**Assigned task:**
Pull out each line of the data that includes the word "servo".

**Exercise data:**
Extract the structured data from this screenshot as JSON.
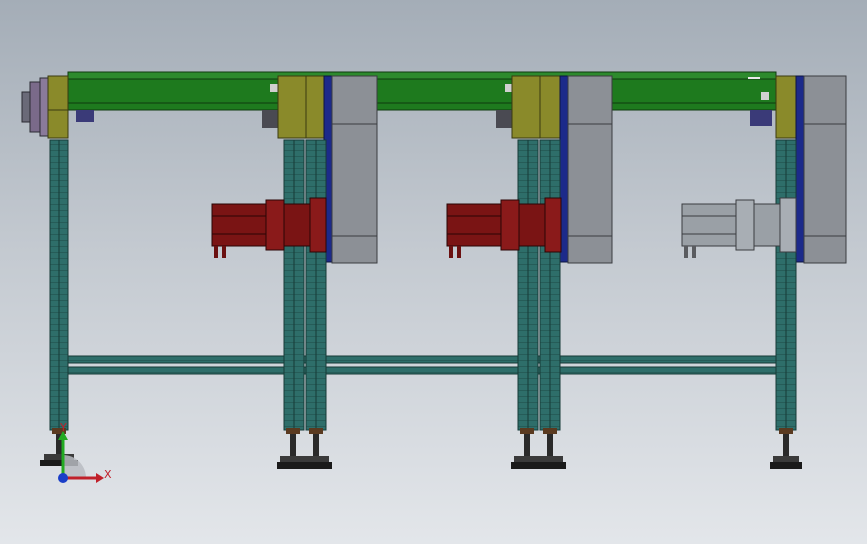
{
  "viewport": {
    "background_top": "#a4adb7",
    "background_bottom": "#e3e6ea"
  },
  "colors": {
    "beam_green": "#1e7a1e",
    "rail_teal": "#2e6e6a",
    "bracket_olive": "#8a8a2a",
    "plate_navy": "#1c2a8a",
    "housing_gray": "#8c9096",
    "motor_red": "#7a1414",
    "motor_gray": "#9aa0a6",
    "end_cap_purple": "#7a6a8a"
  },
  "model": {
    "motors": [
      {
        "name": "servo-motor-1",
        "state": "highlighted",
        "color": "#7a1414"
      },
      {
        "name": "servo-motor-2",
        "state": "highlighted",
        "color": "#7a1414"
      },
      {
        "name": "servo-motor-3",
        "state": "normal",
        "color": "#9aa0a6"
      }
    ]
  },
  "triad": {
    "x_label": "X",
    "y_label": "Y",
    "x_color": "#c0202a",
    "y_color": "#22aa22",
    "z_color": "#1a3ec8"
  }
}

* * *

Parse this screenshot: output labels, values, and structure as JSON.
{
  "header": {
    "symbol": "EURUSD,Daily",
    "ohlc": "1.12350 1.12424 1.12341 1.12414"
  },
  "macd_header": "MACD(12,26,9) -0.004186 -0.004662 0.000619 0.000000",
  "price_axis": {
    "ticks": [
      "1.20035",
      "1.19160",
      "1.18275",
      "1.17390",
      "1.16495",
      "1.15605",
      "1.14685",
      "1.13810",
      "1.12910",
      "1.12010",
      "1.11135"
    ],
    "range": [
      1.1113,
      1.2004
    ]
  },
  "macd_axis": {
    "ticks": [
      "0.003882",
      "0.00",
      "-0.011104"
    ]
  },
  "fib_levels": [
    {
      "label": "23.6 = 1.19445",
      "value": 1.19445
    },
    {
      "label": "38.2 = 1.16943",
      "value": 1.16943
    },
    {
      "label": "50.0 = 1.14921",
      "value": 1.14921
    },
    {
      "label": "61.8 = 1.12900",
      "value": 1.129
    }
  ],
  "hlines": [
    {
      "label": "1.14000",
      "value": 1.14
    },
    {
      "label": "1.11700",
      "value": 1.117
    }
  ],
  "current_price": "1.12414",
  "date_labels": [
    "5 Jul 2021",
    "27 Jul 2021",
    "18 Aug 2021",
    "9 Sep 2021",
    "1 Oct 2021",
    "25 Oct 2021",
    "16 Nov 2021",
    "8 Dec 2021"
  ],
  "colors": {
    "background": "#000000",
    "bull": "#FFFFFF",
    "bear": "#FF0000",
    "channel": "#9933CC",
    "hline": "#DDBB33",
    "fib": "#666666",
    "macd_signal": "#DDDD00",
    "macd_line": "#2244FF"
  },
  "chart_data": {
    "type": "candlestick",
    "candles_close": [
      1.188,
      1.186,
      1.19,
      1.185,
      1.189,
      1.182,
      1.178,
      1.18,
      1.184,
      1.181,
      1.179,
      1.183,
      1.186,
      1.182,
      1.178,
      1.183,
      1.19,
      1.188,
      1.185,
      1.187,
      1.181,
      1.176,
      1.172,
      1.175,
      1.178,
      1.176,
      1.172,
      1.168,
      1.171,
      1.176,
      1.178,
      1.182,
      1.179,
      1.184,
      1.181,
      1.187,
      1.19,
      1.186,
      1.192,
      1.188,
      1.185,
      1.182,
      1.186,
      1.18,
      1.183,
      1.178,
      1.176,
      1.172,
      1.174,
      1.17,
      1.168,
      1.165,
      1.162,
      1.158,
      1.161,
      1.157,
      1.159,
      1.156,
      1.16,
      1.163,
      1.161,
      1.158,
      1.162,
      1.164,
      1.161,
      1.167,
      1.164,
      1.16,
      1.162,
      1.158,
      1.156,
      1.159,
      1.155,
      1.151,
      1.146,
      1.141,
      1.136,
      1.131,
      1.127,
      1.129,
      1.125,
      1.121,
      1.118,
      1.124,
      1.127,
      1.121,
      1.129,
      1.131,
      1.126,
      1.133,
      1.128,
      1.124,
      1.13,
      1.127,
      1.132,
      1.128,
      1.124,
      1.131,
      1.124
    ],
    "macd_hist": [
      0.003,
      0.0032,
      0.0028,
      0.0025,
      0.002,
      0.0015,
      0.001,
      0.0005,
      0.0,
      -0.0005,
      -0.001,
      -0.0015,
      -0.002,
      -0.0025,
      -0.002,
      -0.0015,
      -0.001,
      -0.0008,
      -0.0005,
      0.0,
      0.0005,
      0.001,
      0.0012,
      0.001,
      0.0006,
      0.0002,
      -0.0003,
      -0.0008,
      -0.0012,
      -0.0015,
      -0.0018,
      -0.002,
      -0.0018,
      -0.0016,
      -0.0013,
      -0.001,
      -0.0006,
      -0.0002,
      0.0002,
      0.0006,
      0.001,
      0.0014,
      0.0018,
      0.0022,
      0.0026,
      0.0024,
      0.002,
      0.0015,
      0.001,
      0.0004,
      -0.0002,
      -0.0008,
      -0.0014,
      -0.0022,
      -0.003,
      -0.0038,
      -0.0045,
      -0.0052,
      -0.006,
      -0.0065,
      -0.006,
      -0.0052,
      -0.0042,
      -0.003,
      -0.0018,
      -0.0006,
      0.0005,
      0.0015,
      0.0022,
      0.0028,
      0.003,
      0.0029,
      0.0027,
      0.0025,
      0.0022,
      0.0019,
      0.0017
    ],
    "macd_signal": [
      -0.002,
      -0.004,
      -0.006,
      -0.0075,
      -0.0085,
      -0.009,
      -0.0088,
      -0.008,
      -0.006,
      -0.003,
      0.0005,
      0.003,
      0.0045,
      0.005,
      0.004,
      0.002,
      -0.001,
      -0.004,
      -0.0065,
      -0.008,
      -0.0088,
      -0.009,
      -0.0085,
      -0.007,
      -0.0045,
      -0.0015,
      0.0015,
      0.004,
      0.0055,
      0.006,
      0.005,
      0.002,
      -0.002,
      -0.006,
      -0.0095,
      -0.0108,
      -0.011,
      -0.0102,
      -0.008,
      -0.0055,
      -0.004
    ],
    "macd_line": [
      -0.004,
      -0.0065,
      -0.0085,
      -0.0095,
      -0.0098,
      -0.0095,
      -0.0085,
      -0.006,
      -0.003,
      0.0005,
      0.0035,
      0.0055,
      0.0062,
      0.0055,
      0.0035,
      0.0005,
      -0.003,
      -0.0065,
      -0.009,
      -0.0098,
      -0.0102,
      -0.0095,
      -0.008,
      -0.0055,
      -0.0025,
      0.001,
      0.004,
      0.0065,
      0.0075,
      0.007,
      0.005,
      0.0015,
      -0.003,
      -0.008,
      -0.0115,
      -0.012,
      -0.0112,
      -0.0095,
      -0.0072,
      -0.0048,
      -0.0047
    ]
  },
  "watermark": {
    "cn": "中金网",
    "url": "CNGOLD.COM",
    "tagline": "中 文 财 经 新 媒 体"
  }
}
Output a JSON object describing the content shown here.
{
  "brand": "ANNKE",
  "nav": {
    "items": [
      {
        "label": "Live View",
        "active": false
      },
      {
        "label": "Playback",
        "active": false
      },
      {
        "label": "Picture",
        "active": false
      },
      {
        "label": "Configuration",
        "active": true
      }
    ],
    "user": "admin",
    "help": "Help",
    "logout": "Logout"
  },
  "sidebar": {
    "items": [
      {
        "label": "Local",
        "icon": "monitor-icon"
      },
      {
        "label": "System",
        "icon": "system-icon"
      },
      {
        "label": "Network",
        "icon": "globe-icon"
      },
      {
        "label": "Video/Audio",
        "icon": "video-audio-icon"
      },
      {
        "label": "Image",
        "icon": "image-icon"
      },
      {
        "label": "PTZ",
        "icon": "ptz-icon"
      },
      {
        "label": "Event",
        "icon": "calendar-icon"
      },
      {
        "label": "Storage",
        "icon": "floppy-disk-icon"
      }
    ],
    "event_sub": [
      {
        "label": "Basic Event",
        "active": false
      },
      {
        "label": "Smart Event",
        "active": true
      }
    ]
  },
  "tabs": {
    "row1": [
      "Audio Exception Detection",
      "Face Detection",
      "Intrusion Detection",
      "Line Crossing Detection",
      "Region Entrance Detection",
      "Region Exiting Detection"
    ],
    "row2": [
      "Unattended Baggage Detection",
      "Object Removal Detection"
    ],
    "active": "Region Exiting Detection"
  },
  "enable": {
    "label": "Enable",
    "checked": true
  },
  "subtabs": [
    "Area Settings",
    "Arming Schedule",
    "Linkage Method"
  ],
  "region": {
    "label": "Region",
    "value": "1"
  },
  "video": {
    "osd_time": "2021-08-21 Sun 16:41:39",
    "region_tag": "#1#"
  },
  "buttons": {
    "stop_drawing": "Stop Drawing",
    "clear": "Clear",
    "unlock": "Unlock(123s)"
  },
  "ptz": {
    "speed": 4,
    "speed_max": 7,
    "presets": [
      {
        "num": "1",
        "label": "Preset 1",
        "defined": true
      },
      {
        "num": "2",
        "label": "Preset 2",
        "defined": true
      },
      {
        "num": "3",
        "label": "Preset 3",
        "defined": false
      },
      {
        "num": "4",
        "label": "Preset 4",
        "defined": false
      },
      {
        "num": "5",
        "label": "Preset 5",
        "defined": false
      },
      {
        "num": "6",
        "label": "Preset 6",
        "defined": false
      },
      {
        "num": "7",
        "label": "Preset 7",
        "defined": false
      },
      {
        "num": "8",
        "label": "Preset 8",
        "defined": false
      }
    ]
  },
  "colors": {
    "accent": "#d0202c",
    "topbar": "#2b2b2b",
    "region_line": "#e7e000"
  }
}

**Solution:**
        "name": "servo-motor-1",
        "name": "servo-motor-2",
        "name": "servo-motor-3",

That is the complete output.